PROBLEM REQUIREMENTS ▸
Find all lines with the word "from" in the material, then copy them.

---------- DATA FOR REVIEW

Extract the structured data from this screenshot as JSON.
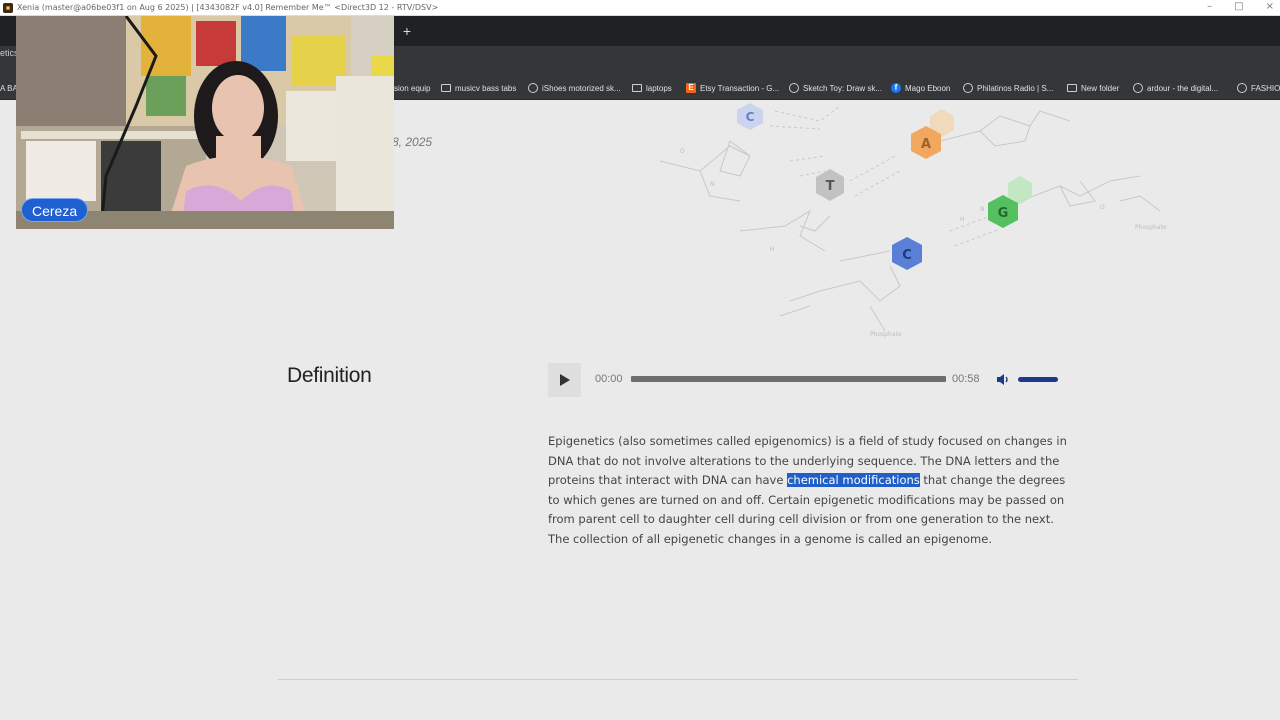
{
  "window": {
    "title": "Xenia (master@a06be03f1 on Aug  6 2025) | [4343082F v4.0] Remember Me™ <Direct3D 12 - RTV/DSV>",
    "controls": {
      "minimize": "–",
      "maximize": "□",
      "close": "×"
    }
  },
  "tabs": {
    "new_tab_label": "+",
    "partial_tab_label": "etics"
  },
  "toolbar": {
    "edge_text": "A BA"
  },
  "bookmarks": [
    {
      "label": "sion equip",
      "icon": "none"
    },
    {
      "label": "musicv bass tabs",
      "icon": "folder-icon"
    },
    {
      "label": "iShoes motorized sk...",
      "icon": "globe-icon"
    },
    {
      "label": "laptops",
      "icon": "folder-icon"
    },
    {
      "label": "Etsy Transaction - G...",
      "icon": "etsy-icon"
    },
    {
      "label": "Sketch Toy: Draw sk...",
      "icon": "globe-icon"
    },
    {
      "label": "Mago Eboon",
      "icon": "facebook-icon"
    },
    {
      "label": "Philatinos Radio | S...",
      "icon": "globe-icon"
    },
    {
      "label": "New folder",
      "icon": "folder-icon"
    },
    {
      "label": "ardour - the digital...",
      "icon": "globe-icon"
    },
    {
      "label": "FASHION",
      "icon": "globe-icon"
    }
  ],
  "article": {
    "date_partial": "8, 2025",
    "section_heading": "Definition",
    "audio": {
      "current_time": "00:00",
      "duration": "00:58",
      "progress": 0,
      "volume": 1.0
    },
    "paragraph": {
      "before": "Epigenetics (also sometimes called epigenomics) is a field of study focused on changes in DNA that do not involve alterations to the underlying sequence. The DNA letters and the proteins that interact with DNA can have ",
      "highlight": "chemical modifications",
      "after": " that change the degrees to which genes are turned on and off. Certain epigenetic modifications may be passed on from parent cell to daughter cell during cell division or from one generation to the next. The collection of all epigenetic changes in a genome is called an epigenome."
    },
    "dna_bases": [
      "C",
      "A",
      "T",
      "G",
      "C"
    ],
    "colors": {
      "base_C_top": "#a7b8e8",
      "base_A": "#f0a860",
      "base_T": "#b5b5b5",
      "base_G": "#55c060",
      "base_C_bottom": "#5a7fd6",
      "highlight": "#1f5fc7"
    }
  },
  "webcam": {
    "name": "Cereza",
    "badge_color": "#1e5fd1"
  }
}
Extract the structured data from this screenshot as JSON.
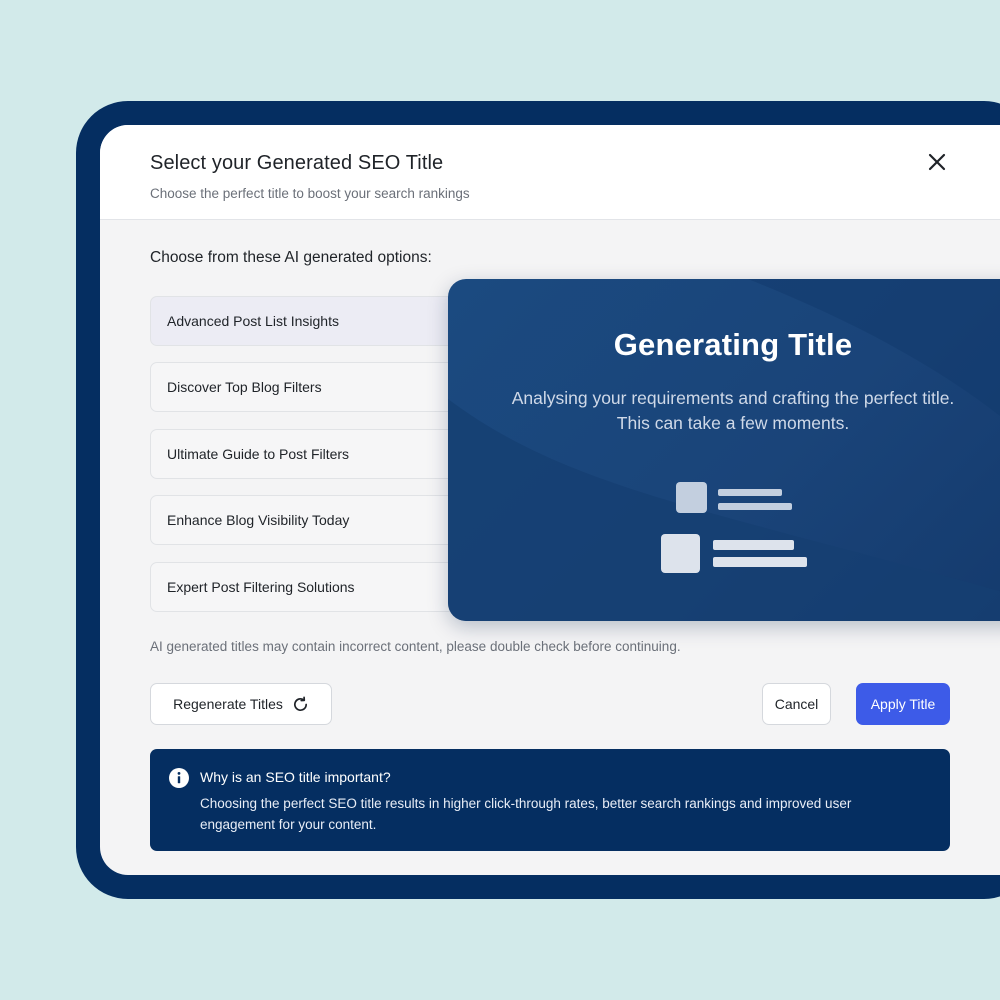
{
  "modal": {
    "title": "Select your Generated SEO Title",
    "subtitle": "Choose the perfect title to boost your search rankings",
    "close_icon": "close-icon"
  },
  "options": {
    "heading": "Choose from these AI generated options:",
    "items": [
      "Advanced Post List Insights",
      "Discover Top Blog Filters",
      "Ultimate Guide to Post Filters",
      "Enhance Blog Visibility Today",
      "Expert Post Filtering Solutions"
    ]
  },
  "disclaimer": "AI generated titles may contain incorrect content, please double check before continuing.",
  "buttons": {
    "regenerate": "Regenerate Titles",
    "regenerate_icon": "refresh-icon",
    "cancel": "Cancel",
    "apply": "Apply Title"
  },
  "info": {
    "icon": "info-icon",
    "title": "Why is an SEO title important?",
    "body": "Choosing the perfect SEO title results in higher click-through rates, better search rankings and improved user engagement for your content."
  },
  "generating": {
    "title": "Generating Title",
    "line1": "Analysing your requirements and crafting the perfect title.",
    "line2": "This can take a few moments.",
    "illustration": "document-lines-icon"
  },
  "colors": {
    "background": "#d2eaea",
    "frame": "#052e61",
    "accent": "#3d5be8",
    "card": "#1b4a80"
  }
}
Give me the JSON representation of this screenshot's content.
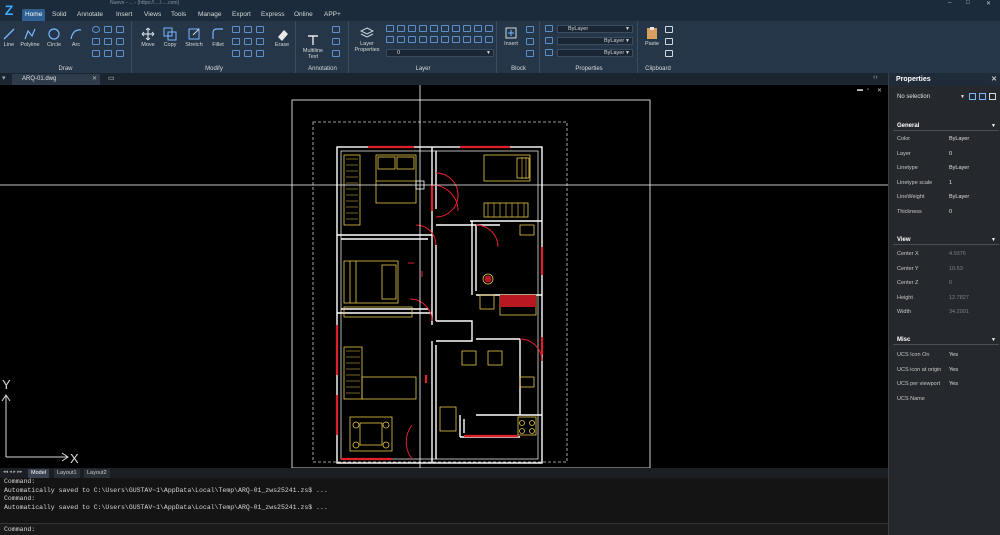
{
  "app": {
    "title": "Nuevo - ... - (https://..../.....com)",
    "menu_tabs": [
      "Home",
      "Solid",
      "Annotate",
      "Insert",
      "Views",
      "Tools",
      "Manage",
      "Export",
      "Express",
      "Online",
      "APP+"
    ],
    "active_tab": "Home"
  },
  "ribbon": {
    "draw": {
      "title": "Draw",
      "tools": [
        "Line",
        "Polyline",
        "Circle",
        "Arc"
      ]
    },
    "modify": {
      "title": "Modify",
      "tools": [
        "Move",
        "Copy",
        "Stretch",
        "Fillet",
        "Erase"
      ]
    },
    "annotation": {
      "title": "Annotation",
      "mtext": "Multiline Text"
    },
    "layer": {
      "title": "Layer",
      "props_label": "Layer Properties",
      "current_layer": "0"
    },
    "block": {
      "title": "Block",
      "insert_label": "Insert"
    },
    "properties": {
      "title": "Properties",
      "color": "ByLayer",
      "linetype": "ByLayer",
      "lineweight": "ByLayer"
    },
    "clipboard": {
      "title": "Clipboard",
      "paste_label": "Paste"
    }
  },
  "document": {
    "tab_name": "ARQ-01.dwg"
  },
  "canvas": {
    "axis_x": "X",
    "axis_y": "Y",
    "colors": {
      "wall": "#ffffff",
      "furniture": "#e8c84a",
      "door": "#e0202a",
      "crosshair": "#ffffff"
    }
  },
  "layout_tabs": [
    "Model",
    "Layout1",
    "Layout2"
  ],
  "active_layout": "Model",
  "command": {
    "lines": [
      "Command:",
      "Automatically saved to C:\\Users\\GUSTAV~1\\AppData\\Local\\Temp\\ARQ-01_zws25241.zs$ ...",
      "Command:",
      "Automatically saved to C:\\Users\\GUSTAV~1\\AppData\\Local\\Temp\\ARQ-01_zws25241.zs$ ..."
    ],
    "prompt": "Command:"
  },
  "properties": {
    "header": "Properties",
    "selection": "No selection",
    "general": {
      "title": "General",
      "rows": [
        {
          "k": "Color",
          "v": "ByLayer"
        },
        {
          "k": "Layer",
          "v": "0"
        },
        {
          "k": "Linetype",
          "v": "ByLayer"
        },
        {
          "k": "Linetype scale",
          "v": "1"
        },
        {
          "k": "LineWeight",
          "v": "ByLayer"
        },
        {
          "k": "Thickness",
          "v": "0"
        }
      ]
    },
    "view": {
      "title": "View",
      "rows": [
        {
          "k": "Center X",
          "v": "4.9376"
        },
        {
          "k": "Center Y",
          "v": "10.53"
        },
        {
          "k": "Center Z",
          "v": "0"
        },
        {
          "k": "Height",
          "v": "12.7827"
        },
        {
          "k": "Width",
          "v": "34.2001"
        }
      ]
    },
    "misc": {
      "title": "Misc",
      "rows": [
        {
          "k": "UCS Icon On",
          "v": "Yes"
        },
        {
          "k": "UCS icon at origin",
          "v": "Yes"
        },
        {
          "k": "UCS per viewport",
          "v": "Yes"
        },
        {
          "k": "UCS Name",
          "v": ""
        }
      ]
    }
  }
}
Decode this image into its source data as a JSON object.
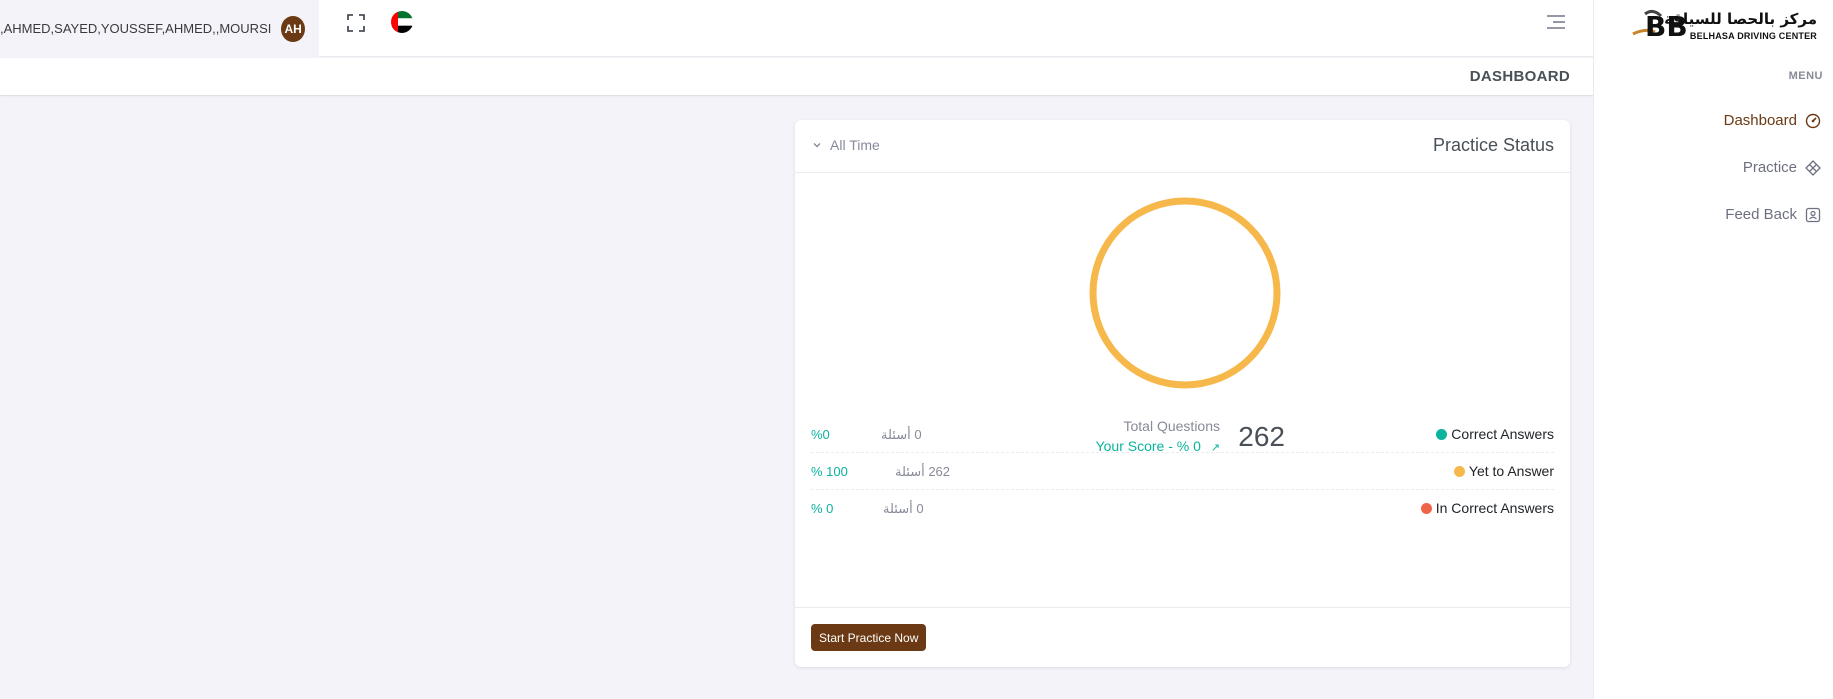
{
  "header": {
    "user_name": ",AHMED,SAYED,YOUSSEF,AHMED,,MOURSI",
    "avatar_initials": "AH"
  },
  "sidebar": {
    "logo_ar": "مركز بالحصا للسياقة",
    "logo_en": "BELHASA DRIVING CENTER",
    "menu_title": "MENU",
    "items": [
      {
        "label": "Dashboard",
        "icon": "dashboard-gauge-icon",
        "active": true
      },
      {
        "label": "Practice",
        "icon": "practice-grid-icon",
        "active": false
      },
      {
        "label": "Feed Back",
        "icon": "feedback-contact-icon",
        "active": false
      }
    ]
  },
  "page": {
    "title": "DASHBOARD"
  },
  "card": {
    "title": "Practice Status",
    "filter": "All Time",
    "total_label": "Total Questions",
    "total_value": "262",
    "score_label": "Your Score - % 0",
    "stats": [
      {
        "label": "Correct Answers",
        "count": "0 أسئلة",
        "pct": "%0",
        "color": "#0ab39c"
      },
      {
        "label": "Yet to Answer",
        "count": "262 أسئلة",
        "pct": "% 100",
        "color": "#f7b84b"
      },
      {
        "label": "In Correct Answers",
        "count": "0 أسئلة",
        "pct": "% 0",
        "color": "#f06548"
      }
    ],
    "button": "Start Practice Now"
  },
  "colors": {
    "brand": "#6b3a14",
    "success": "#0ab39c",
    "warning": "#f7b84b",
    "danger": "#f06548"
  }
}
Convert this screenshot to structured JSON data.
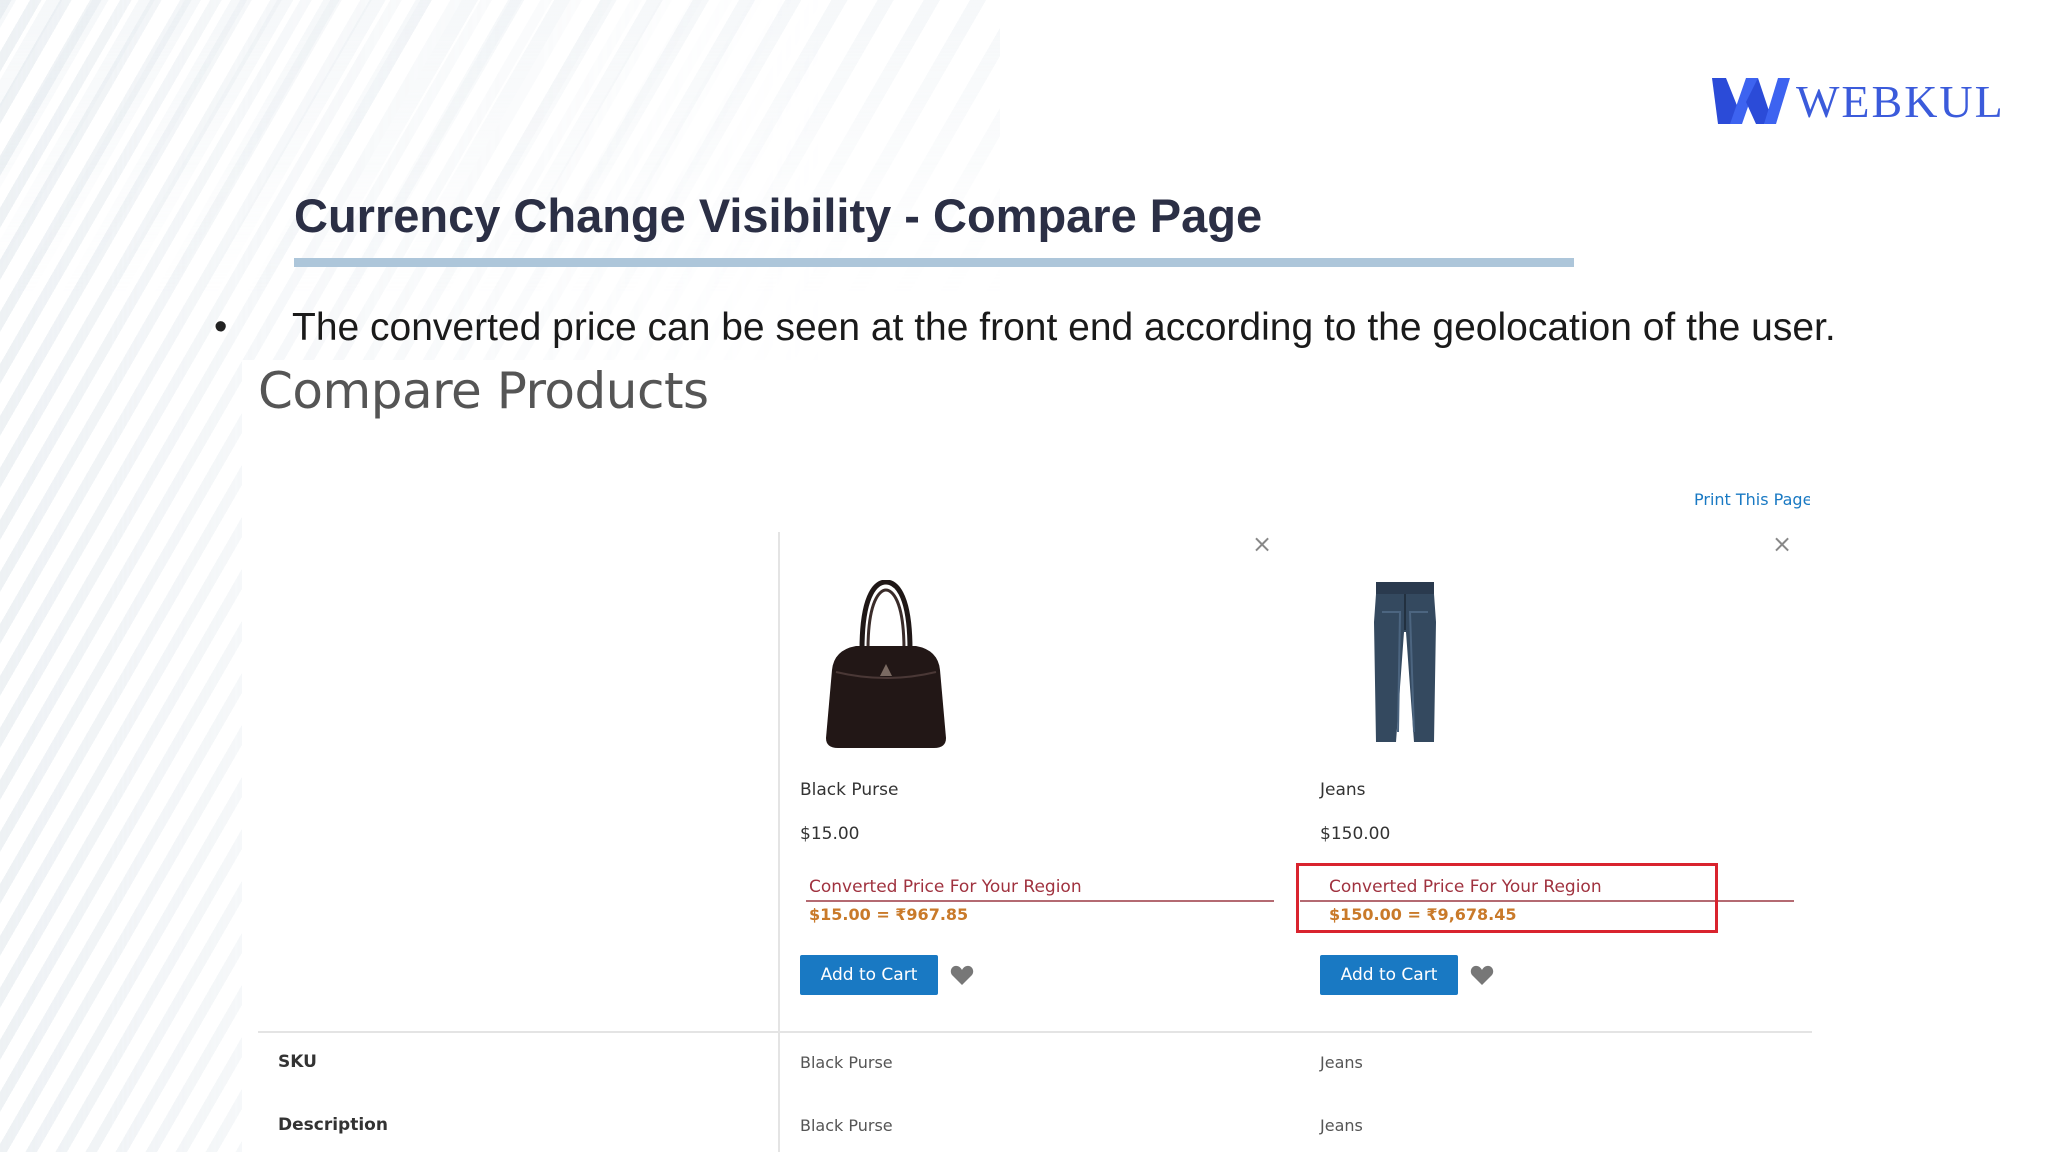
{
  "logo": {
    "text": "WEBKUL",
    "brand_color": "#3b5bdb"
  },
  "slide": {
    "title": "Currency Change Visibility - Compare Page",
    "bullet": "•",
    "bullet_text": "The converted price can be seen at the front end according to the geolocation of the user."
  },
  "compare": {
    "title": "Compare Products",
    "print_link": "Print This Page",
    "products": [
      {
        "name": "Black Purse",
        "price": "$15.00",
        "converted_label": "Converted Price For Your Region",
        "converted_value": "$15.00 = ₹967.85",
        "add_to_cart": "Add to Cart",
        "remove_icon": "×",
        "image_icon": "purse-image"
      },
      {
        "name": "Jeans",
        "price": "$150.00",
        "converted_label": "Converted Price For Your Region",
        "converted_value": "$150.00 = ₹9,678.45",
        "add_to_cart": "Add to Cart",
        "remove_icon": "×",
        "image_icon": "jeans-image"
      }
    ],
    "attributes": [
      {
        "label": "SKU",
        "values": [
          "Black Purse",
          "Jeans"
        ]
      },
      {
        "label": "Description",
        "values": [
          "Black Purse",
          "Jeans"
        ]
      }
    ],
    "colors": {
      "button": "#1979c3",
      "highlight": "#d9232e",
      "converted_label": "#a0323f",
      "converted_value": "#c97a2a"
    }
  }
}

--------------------

TASK ANSWER ▸
Extract the structured data from this screenshot as JSON.
      "after": " that change the degrees to which genes are turned on and off. Certain epigenetic modifications may be passed on from parent cell to daughter cell during cell division or from one generation to the next. The collection of all epigenetic changes in a genome is called an epigenome."
Extract the structured data from this screenshot as JSON.
    "heading": "Choose from these AI generated options:",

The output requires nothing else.